Whether you call it a cabin, a lake house or your vacation home, your second residence is likely valuable. Even if it isn’t as big as and didn’t cost as much as your primary residence, it likely has a lot of emotional value.
You and your entire family may have spent summer vacations or holidays at that property. The emotional value of your cabin is as important as its financial worth when you decide what to do with it after you die.
Passing your cabin on to the next generation can be a great way to allow your children and grandchildren to add to the family history at the cabin. Unfortunately, you may not have very many assets worth as much as your cabin. How can you make passing it down fair to everyone?
Offer your loved ones the first right of refusal
Simply assigning the cabin to one person could lead to a very uneven estate plan. It could also lead to strain on the relationships between your children if they resent one another for the inheritance they received. Instead of passing the cabin to just one person, you can instruct your executor to sell the property. You could also attach a caveat to those instructions requiring that your family have the first option to buy.
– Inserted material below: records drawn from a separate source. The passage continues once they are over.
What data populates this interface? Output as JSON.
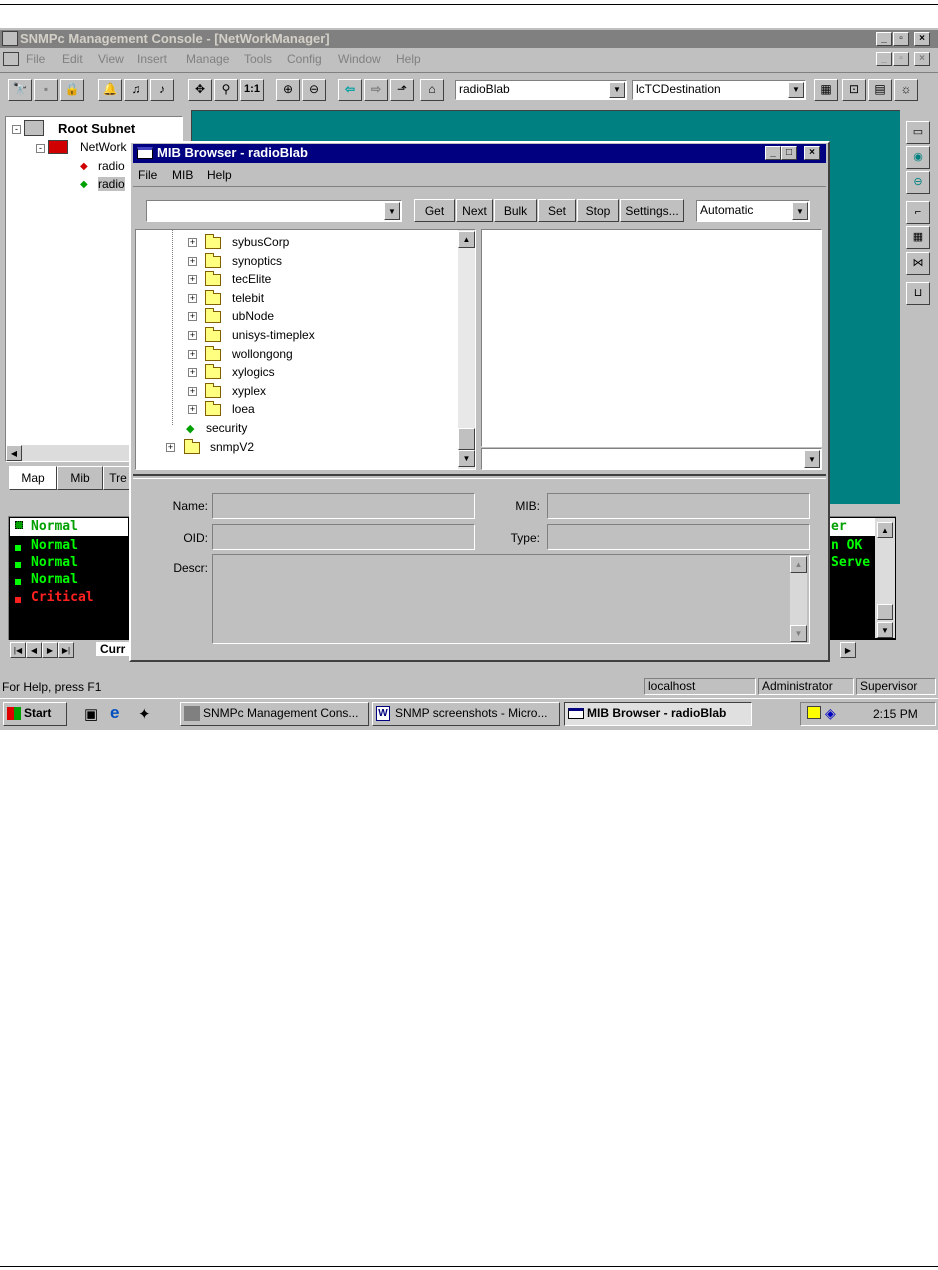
{
  "app": {
    "title": "SNMPc Management Console - [NetWorkManager]",
    "menu": [
      "File",
      "Edit",
      "View",
      "Insert",
      "Manage",
      "Tools",
      "Config",
      "Window",
      "Help"
    ]
  },
  "toolbar": {
    "zoom_label": "1:1",
    "device_combo": "radioBlab",
    "object_combo": "lcTCDestination"
  },
  "left_tree": {
    "root": "Root Subnet",
    "network": "NetWork",
    "items": [
      "radio",
      "radio"
    ]
  },
  "left_tabs": [
    "Map",
    "Mib",
    "Tre"
  ],
  "events": {
    "rows": [
      {
        "status": "Normal",
        "color": "#00ff00"
      },
      {
        "status": "Normal",
        "color": "#00ff00"
      },
      {
        "status": "Normal",
        "color": "#00ff00"
      },
      {
        "status": "Normal",
        "color": "#00ff00"
      },
      {
        "status": "Critical",
        "color": "#ff2020"
      }
    ],
    "right_header": "er",
    "right_rows": [
      "n OK",
      "Serve"
    ],
    "tab": "Curr"
  },
  "mib_browser": {
    "title": "MIB Browser - radioBlab",
    "menu": [
      "File",
      "MIB",
      "Help"
    ],
    "buttons": [
      "Get",
      "Next",
      "Bulk",
      "Set",
      "Stop",
      "Settings..."
    ],
    "mode": "Automatic",
    "tree": [
      "sybusCorp",
      "synoptics",
      "tecElite",
      "telebit",
      "ubNode",
      "unisys-timeplex",
      "wollongong",
      "xylogics",
      "xyplex",
      "loea",
      "security",
      "snmpV2"
    ],
    "fields": {
      "name": "Name:",
      "oid": "OID:",
      "descr": "Descr:",
      "mib": "MIB:",
      "type": "Type:"
    }
  },
  "statusbar": {
    "help": "For Help, press F1",
    "host": "localhost",
    "user": "Administrator",
    "role": "Supervisor"
  },
  "taskbar": {
    "start": "Start",
    "tasks": [
      "SNMPc Management Cons...",
      "SNMP screenshots - Micro...",
      "MIB Browser - radioBlab"
    ],
    "clock": "2:15 PM"
  },
  "colors": {
    "titlebar_active": "#000080",
    "titlebar_inactive": "#808080",
    "desktop": "#008080",
    "event_bg": "#000000"
  }
}
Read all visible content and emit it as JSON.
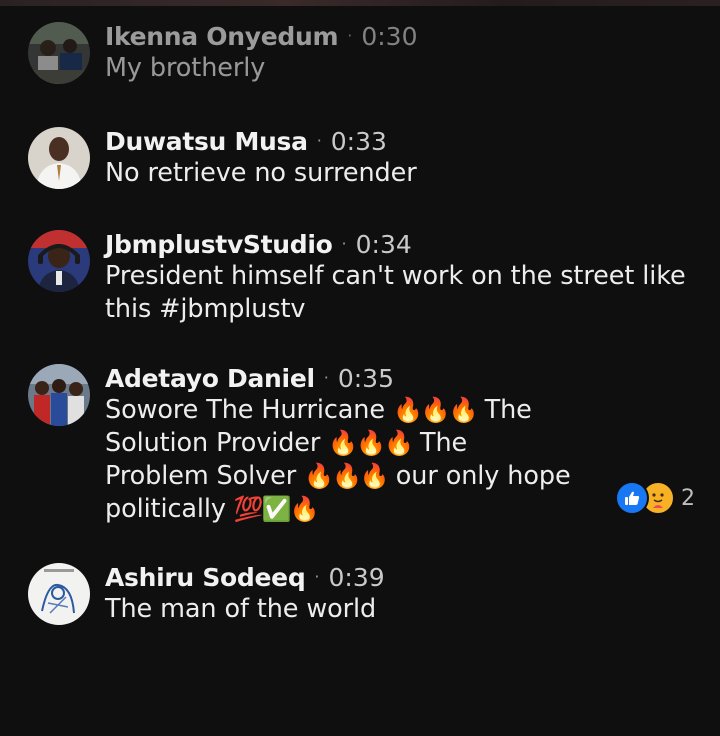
{
  "comments": [
    {
      "author": "Ikenna Onyedum",
      "time": "0:30",
      "text": "My brotherly",
      "avatar_icon": "avatar-photo-group"
    },
    {
      "author": "Duwatsu Musa",
      "time": "0:33",
      "text": "No retrieve no surrender",
      "avatar_icon": "avatar-photo-man-white-shirt"
    },
    {
      "author": "JbmplustvStudio",
      "time": "0:34",
      "text_line1": "President himself can't work on the street like",
      "text_line2": "this #jbmplustv",
      "avatar_icon": "avatar-photo-boy-headset"
    },
    {
      "author": "Adetayo Daniel",
      "time": "0:35",
      "line1_text": "Sowore The Hurricane",
      "line1_end": "The",
      "line2_text": "Solution Provider",
      "line2_end": "The",
      "line3_text": "Problem Solver",
      "line3_end": "our only hope",
      "line4_text": "politically",
      "emoji_fire": "🔥🔥🔥",
      "emoji_fire_single": "🔥",
      "emoji_hundred": "💯",
      "emoji_check": "✅",
      "reactions": {
        "types": [
          "like-icon",
          "care-icon"
        ],
        "count": "2"
      },
      "avatar_icon": "avatar-photo-crowd"
    },
    {
      "author": "Ashiru Sodeeq",
      "time": "0:39",
      "text": "The man of the world",
      "avatar_icon": "avatar-photo-sketch"
    }
  ],
  "separator": "·",
  "colors": {
    "background": "#0f0f10",
    "like_blue": "#1877f2",
    "text": "#ededed"
  }
}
By offering your family members the first right of refusal for the cabin, you ensure that the executor has to give your loved ones the right to make an offer first. One member of your family or several of them working together can offer the fair market value price for the property and purchase it before anyone else has a chance.
This approach ensures that the cabin can stay in the family if your loved ones have the resources to maintain it. It also ensures that each one of your beneficiaries can receive their fair share of the cabin’s value even if they can’t afford to buy it themselves.
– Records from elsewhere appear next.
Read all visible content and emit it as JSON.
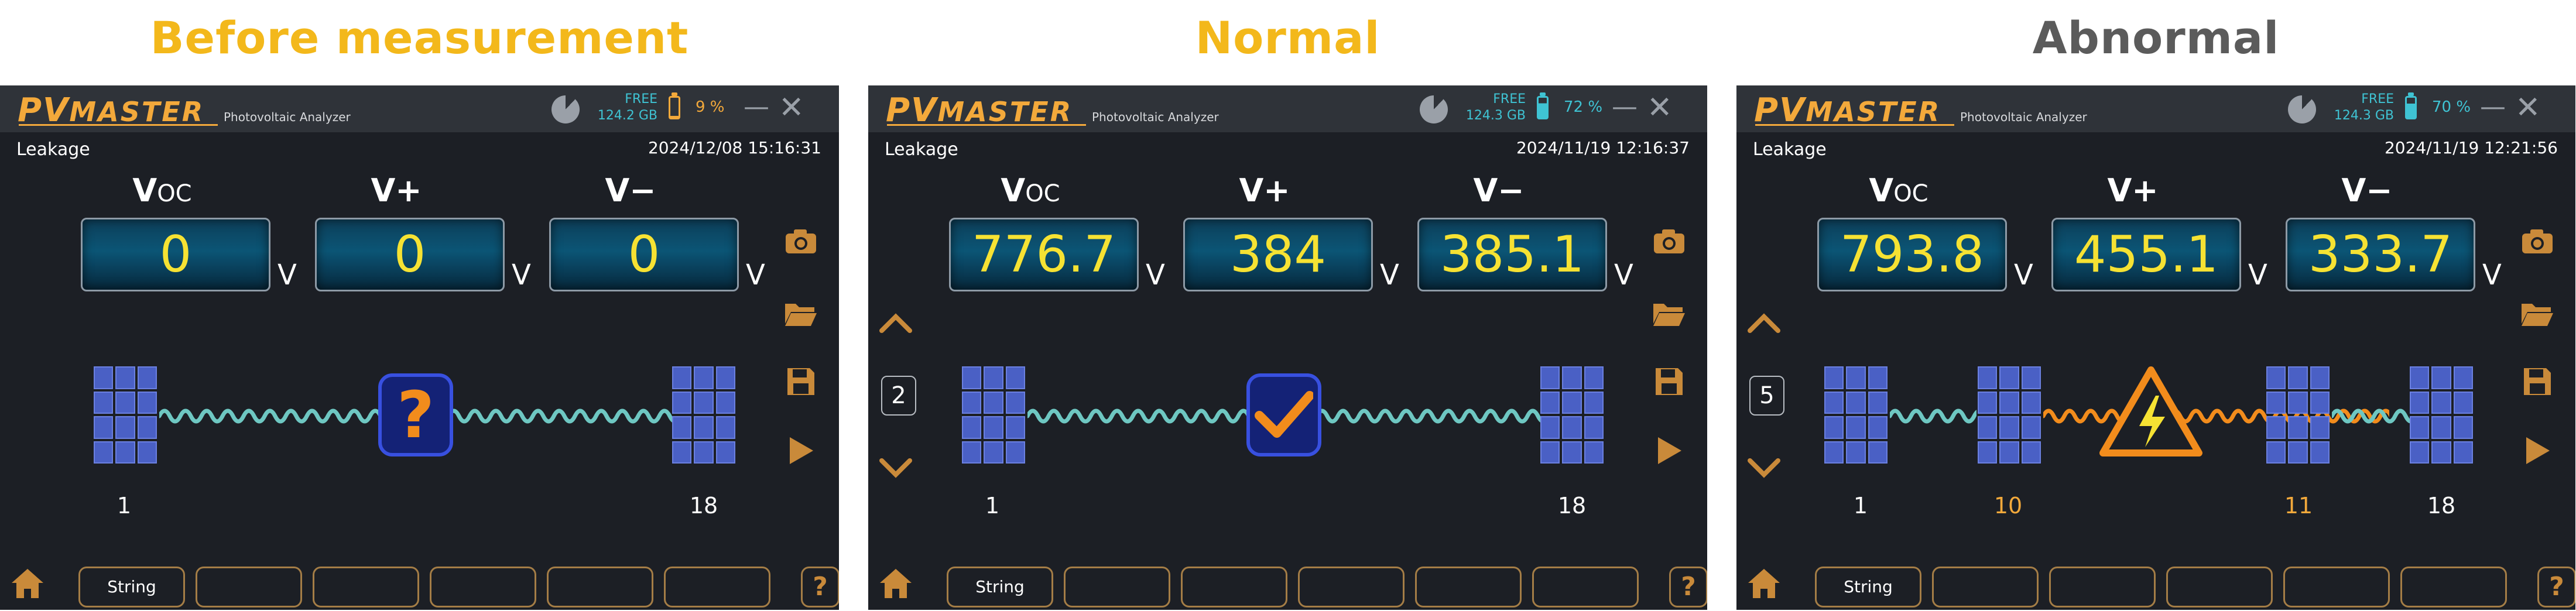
{
  "captions": [
    "Before measurement",
    "Normal",
    "Abnormal"
  ],
  "caption_colors": [
    "#f3b81b",
    "#f3b81b",
    "#5b5b5b"
  ],
  "app": {
    "logo_pv": "PV",
    "logo_master": "MASTER",
    "subtitle": "Photovoltaic Analyzer",
    "mode": "Leakage",
    "free_label": "FREE"
  },
  "labels": {
    "voc_main": "V",
    "voc_sub": "OC",
    "vplus": "V+",
    "vminus": "V−",
    "unit": "V"
  },
  "tab_string_label": "String",
  "screens": [
    {
      "storage": "124.2 GB",
      "battery_pct": "9 %",
      "battery_level": 0.09,
      "battery_color": "#f3a93b",
      "timestamp": "2024/12/08 15:16:31",
      "voc": "0",
      "vplus": "0",
      "vminus": "0",
      "string_number": "",
      "status": "unknown",
      "status_icon": "question-icon",
      "string_labels": [
        "1",
        "18"
      ]
    },
    {
      "storage": "124.3 GB",
      "battery_pct": "72 %",
      "battery_level": 0.72,
      "battery_color": "#3fc3d3",
      "timestamp": "2024/11/19 12:16:37",
      "voc": "776.7",
      "vplus": "384",
      "vminus": "385.1",
      "string_number": "2",
      "status": "normal",
      "status_icon": "checkmark-icon",
      "string_labels": [
        "1",
        "18"
      ]
    },
    {
      "storage": "124.3 GB",
      "battery_pct": "70 %",
      "battery_level": 0.7,
      "battery_color": "#3fc3d3",
      "timestamp": "2024/11/19 12:21:56",
      "voc": "793.8",
      "vplus": "455.1",
      "vminus": "333.7",
      "string_number": "5",
      "status": "abnormal",
      "status_icon": "warning-lightning-icon",
      "string_labels": [
        "1",
        "10",
        "11",
        "18"
      ]
    }
  ],
  "colors": {
    "accent": "#c98a3a",
    "value_yellow": "#f6e233",
    "wire_normal": "#6ec7c2",
    "wire_fault": "#f28c1c",
    "fault_label": "#f3a93b"
  }
}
You could also put the cabin in a trust
If you think that your family members won’t purchase the cabin or if you don’t want to risk them selling it to others, moving the cabin into a trust could also be a workable solution. You can give your loved ones access to the property without control over it. You can also instruct the trustee to eventually donate the land to a resource preservation society or historical organization.
Thinking about how to leave your cabin to your family will help you create the best possible estate plan given your family situation and personal assets.